The Hirschfeld–Gebelein–Rényi maximal correlation $\rho_m(X,Y)$ between two random variables $X$ and $Y$ is $\sup_{f \in \mathcal{F}_X, g \in \mathcal{G}_Y} \mathbb{E}[ f(X) g(Y) ]$

where $\mathcal{F}_X$ is all real-valued functions such that $\mathbb{E}[ f(X) ] = 0$ and $\mathbb{E}[ f(X)^2 ] = 1$ and $\mathcal{G}_Y$ is all real valued functions such that $\mathbb{E}[ g(Y) ] = 0$ and $\mathbb{E}[ g(Y)^2 ] = 1$. It’s a cool measure of dependence that covers discrete and continuous variables, since they all get passed through these “normalizing” $f$ and $g$ functions.

The fact in the Erkip-Cover paper is this one: $sup_{ P(z|y) : Z \to Y \to X } \frac{I(Z ; X)}{I(Z ; Y)} = \rho_m(X,Y)^2$.

That is, the square of the HGR maximal correlation is the best (or worst, depending on your perspective) ratio of the two sides in the Data Processing Inequality: $I(Z ; Y) \ge I(Z ; X)$.

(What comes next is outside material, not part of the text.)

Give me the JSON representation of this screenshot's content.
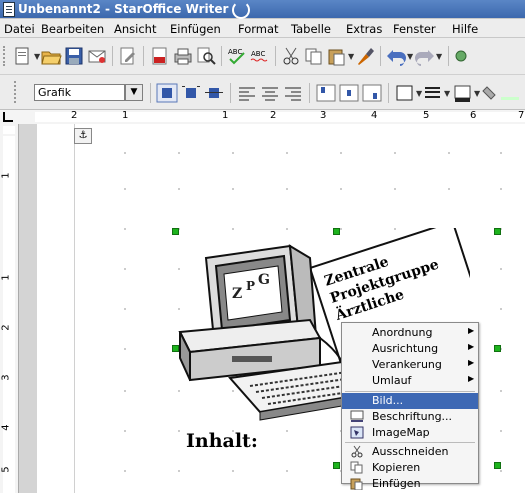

It’s a bit surprising to me that this fact is not as well known. Perhaps it’s because the “data processing” is happening at the front end here (by choosing $P(z|y)$) and not the actual data processing $Y \to X$ which is given to you.